2016 may well go down as the year VR finally takes off for real. Sony and Microsoft have both been making progress towards VR and augmented reality while Oculus and HTC are set to launch the Rift and Vive respectively. Given the efforts and lengths AMD has gone to push VR, it should come to no surprise that a report has revealed that the company has a massive 83% lead in providing the hardware for VR capable systems.
Hardware wise, it is not surprising to see the lead over Nvidia. While PC hardware is a large segment of the VR market, only higher end systems are capable of producing the frames necessary for VR at 90fps and enough resolution for both eyes. Because of this, the PS4 is a viable candidate for VR adoption and with the APU inside it being AMD, Nvidia stands no chance in terms of sheer hardware market share for VR.
As noted many times during the Capsaicin event, AMD has been working with many developers in both gaming and other forms of media with LiquidVR and GPUOpen. AMD has also been on the forefront with developments like VR cafes and partnering with Oculus and HTC to ensure that the Rift and Vive work seamlessly with Radeon. There is even a Radeon VR Ready Premium program to ensure consumers are informed.
With the VR market still in it’s growing stages, AMD has seen an opportunity to get in before it’s competitors have a chance and secure a bastion of developer support and integration. Considering the price of VR capable hardware, AMD stands a good chance to reap a windfall when VR takes off. This can only bode well for AMD as for once they are ahead and hopefully will be able to leverage their position to help the rest of their business grow.
JPR is reporting that Nvidia is growing its lead over rival AMD in shipping discrete GPUs. The Q1 2015 data showed Nvidia continuing to show dominance, snatching up 77.5% of all discrete GPUs shipped. That’s significantly higher than AMD which is sitting at 22.5%, meaning for every 40 GPUs sold, only 9 are AMD, the other 31 are Nvidia. This spells continued trouble for AMD as the firm only just recently held 35% share last year but had slipped to 24% already last quarter. Nvidia has managed to grow from 64.9% in the same time frame.
One of the key reasons for Nvidia’s grow is the release of its latest generation Maxwell architecture cards. The GTX 980 and 970 among others have helped boost sales as owners of previous generations have done their upgrades. On the other side, AMD has largely been selling cards launched back in 2014 or earlier, in some cases rebrands that are based on cards from 2013. This has not helped things along as fans of the Red Team haven’t been offered new stock that might spur upgrades.

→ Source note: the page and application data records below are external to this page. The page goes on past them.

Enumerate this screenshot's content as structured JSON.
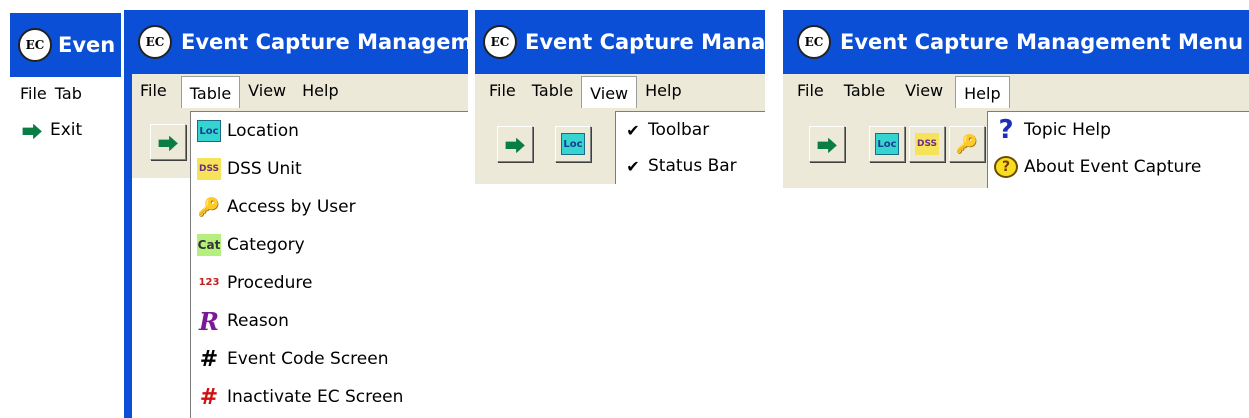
{
  "panels": [
    {
      "title": "Even",
      "menu": [
        "File",
        "Tab"
      ],
      "menu_open": null,
      "dropdown": [
        {
          "label": "Exit",
          "icon": "exit-icon"
        }
      ]
    },
    {
      "title": "Event Capture Managem",
      "menu": [
        "File",
        "Table",
        "View",
        "Help"
      ],
      "menu_open": "Table",
      "dropdown": [
        {
          "label": "Location",
          "icon": "location-icon"
        },
        {
          "label": "DSS Unit",
          "icon": "dss-unit-icon"
        },
        {
          "label": "Access by User",
          "icon": "access-by-user-icon"
        },
        {
          "label": "Category",
          "icon": "category-icon"
        },
        {
          "label": "Procedure",
          "icon": "procedure-icon"
        },
        {
          "label": "Reason",
          "icon": "reason-icon"
        },
        {
          "label": "Event Code Screen",
          "icon": "event-code-grid-icon"
        },
        {
          "label": "Inactivate EC Screen",
          "icon": "inactivate-ec-icon"
        }
      ]
    },
    {
      "title": "Event Capture Mana",
      "menu": [
        "File",
        "Table",
        "View",
        "Help"
      ],
      "menu_open": "View",
      "dropdown": [
        {
          "label": "Toolbar",
          "checked": true
        },
        {
          "label": "Status Bar",
          "checked": true
        }
      ]
    },
    {
      "title": "Event Capture Management Menu",
      "menu": [
        "File",
        "Table",
        "View",
        "Help"
      ],
      "menu_open": "Help",
      "dropdown": [
        {
          "label": "Topic Help",
          "icon": "help-question-icon"
        },
        {
          "label": "About Event Capture",
          "icon": "about-icon"
        }
      ]
    }
  ],
  "icon_glyphs": {
    "app": "EC",
    "loc": "Loc",
    "dss": "DSS",
    "cat": "Cat",
    "proc": "123",
    "reason": "R",
    "grid": "#",
    "help": "?"
  }
}
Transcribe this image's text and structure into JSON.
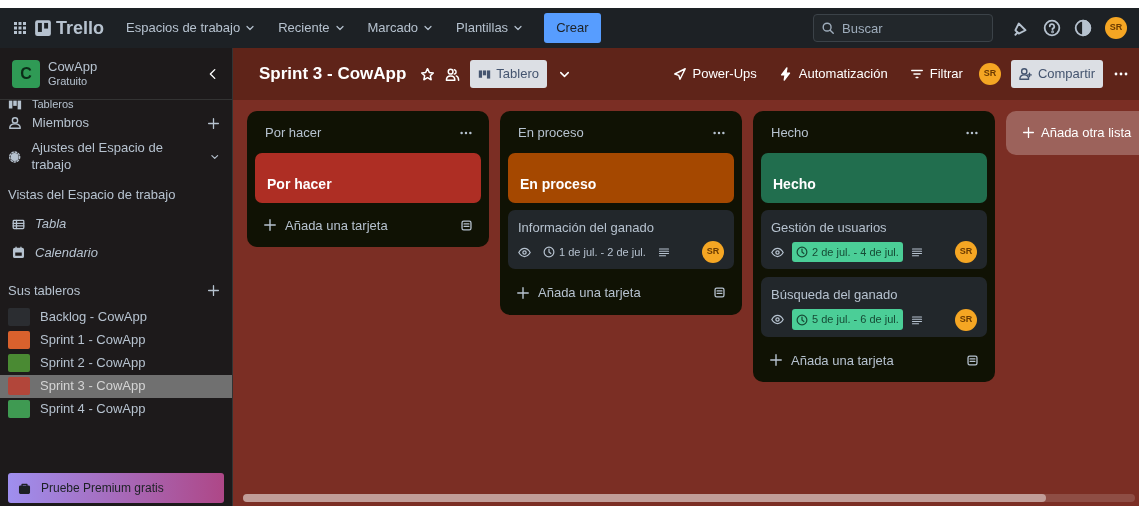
{
  "topbar": {
    "logo": "Trello",
    "menus": [
      "Espacios de trabajo",
      "Reciente",
      "Marcado",
      "Plantillas"
    ],
    "create": "Crear",
    "search": {
      "placeholder": "Buscar"
    },
    "avatar": "SR"
  },
  "sidebar": {
    "workspace": {
      "initial": "C",
      "name": "CowApp",
      "plan": "Gratuito"
    },
    "items": [
      {
        "label": "Tableros",
        "kind": "boards"
      },
      {
        "label": "Miembros",
        "kind": "members"
      },
      {
        "label": "Ajustes del Espacio de trabajo",
        "kind": "settings"
      }
    ],
    "views_title": "Vistas del Espacio de trabajo",
    "views": [
      {
        "label": "Tabla",
        "kind": "table"
      },
      {
        "label": "Calendario",
        "kind": "calendar"
      }
    ],
    "boards_title": "Sus tableros",
    "boards": [
      {
        "label": "Backlog - CowApp",
        "color": "#2b2d31",
        "selected": false
      },
      {
        "label": "Sprint 1 - CowApp",
        "color": "#d9612d",
        "selected": false
      },
      {
        "label": "Sprint 2 - CowApp",
        "color": "#4a8a33",
        "selected": false
      },
      {
        "label": "Sprint 3 - CowApp",
        "color": "#b2463a",
        "selected": true
      },
      {
        "label": "Sprint 4 - CowApp",
        "color": "#3f9a52",
        "selected": false
      }
    ],
    "premium": "Pruebe Premium gratis"
  },
  "board": {
    "title": "Sprint 3 - CowApp",
    "view": "Tablero",
    "actions": [
      {
        "label": "Power-Ups",
        "kind": "rocket"
      },
      {
        "label": "Automatización",
        "kind": "bolt"
      },
      {
        "label": "Filtrar",
        "kind": "filter"
      }
    ],
    "avatar": "SR",
    "share": "Compartir",
    "lists": [
      {
        "title": "Por hacer",
        "cover": {
          "title": "Por hacer",
          "color": "#ae2e24"
        },
        "add": "Añada una tarjeta"
      },
      {
        "title": "En proceso",
        "cover": {
          "title": "En proceso",
          "color": "#a54800"
        },
        "cards": [
          {
            "title": "Información del ganado",
            "dates": "1 de jul. - 2 de jul.",
            "complete": false,
            "avatar": "SR"
          }
        ],
        "add": "Añada una tarjeta"
      },
      {
        "title": "Hecho",
        "cover": {
          "title": "Hecho",
          "color": "#216e4e"
        },
        "cards": [
          {
            "title": "Gestión de usuarios",
            "dates": "2 de jul. - 4 de jul.",
            "complete": true,
            "avatar": "SR"
          },
          {
            "title": "Búsqueda del ganado",
            "dates": "5 de jul. - 6 de jul.",
            "complete": true,
            "avatar": "SR"
          }
        ],
        "add": "Añada una tarjeta"
      }
    ],
    "add_list": "Añada otra lista"
  }
}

One bright spot for AMD is that they appear to be on the cusp of launching their new Rx 300 series of GPUs. Combined with new HBM technology, AMD has a chance to strike back and reclaim its much needed lost ground.
One sobering note for both firms is the continued decline of overall GPU shipments. The whole GPU market has shrunk by about 19.4% in shipments, meaning they are struggling against each other for a slice of an ever smaller pie. While this can partly be explained by AMD fans holding back, the real killer is the improving integrated graphics solutions offered by Intel and AMD. As more and more casual gaming can be done without discrete cards, one wonders if one day, all gaming can be done with integrated graphics and what that will mean for AMD and Nvidia.